The entire lease situation is problematic right now. How do you address the problem of people who come back to the showroom for a new vehicle and the lease payments have skyrocketed because the great deals are gone? One dealer here at the convention said that kind of sticker shock was his No. 1 problem.
We've already addressed the issue especially on DeVille. We won't come out with just a discounted lease payment that you'll hear a lot about in advertising. We're handling it in direct mail.
So you're doing incentivized leases on a more select basis?
Yes. I have more subtle, covert select leases. You have to manage your brand. If I'm out there in the newspaper on a regular basis discounting, guess what happens? My brand goes down, my residuals tank, and you are in a death spiral.
What other ways do you boost residuals?
We have reduced our sales to fleets significantly this year vs. prior years. That's No. 1. There's an appropriate amount of fleet you want to do, and we were a little bit over the top on that. We're working the best we can to reduce that number. The other thing you need to do to improve your residuals is find a way to get off the excessive deep lease discounts and purchase discounts. It's tricky. You need to keep your plant running and not have problems on the retail side.

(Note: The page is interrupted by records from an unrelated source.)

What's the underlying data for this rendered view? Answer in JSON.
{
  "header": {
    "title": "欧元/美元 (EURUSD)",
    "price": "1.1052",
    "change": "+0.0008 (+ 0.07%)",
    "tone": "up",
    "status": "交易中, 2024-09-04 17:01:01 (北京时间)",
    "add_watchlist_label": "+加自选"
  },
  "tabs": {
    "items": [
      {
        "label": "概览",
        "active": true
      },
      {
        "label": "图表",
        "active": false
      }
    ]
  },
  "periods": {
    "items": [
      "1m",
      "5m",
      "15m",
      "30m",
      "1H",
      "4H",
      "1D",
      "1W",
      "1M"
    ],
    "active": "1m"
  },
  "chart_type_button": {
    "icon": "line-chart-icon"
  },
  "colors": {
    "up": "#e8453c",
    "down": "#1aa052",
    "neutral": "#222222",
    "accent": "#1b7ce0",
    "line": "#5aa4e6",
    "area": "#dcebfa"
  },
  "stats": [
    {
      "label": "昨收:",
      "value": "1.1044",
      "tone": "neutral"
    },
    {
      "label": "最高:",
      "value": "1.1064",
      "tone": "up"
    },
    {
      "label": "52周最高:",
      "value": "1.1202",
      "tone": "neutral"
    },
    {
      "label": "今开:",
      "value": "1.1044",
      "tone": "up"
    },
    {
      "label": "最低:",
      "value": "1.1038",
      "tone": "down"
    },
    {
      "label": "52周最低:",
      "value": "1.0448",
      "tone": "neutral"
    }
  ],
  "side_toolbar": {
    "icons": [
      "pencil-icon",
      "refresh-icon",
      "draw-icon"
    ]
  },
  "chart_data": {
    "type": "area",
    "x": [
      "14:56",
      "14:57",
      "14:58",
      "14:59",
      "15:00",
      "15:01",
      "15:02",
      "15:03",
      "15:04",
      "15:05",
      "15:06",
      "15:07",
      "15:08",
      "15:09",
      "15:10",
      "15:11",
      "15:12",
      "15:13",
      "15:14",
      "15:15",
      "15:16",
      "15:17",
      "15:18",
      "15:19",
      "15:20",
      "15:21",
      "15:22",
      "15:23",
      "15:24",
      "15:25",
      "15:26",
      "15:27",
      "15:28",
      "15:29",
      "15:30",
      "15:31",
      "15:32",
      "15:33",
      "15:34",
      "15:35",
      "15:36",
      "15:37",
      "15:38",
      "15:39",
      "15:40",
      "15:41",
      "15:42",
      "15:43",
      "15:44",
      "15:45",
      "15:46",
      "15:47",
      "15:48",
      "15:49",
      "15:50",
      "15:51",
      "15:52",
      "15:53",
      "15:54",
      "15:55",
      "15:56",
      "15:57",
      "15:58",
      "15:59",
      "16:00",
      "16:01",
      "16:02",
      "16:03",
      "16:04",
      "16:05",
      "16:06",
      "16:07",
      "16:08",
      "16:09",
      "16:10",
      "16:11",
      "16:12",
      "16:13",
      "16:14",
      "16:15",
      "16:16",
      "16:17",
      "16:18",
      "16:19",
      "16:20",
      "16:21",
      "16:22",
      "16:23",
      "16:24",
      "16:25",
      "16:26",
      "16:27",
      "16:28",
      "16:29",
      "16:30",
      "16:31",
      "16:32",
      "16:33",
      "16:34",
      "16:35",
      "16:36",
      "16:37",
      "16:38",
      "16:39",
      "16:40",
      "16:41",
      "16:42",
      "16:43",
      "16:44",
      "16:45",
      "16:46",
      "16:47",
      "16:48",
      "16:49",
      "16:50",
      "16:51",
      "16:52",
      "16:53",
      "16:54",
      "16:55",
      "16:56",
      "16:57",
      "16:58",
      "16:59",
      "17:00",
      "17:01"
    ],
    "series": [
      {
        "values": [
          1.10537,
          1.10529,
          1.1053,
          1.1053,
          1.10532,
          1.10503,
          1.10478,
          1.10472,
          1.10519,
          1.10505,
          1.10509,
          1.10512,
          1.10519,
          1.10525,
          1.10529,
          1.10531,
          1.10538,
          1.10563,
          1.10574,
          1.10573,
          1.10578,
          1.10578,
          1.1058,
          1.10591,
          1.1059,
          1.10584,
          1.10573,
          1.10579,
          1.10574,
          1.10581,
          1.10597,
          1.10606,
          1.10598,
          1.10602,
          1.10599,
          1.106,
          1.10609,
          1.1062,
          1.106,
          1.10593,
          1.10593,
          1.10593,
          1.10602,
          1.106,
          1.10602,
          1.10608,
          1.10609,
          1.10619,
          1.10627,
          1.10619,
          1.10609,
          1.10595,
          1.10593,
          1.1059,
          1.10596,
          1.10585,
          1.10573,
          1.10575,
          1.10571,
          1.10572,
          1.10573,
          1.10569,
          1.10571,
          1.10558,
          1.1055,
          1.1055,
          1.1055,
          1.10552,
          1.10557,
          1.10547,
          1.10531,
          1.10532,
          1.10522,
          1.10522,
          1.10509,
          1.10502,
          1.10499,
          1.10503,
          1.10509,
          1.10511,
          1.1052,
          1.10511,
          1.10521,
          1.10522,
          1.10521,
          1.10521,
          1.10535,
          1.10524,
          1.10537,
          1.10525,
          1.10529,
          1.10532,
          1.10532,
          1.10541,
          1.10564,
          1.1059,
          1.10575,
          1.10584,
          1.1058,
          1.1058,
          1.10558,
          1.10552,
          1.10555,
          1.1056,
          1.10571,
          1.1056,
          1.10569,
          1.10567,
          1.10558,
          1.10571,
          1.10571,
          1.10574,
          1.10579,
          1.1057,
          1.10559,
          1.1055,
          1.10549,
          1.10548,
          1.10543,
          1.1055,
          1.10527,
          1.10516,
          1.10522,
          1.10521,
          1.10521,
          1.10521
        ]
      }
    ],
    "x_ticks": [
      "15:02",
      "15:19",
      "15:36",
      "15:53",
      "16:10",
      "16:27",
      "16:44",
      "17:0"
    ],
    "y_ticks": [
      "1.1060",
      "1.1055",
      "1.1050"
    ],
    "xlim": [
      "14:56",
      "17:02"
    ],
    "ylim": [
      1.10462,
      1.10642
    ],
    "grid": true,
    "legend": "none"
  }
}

How are sales?
We had an awesome December. Our January slowed down. We reacted with a somewhat covert leasing program three weeks ago. What drove our business at the end of the year was a dealer incentive program we put in place.
Are you making a big push on certified pre-owned vehicles this year?
We're going to tune up our certified pre-owned program probably during the second half of the year. We don't have all of the details nailed down. We'll probably strengthen the program and increase marketing of it. That's part of the whole residual value improvement plan. If our customers perceive the used car has more value because of factory backing, they'll pay more for the vehicle and the residual values will increase.
How do you prevent Cadillac from ending up like Oldsmobile, which also had loyal owners, as it seeks a new kind of buyer?
I don't see that happening. There's a real latent good will for the Cadillac brand, even by the entry-lux buyers who don't have a great opinion of our brand. Escalades are in videos on MTV and Black Entertainment TV. They are in the lyrics of songs. So Cadillac seems to be OK with younger folks in their 20s and 30s. We have less forgiveness by the people in their 40s and early 50s. That's the toughest group of people for our messages and products.
Generally, after years of Cadillac talking about the women's market and how important it is to the future of the franchise, I don't get the sense women are important to Cadillac, especially in view of the new design theme.
I don't know why you wouldn't get that sense. Hey, I have six daughters, and I'm married to a woman. I want Cadillac to appeal to women. No doubt about it. They make up a significant portion of the buying public, and they have a significant influence over the decisions.
You've been head of Cadillac for almost a year. What have been your top priorities?
My top priority in the past year has been to make sure we get our global plan lined up. We've worked on Asia-Pacific. We're still working on our European marketing and distribution plan, and we're getting close. We're working on a five-year marketing and distribution plan for the U.S., Canada and Mexico. I've been fine-tuning the design direction for the new products. I've spent time with my team trying to get them to think about running Cadillac like a luxury brand.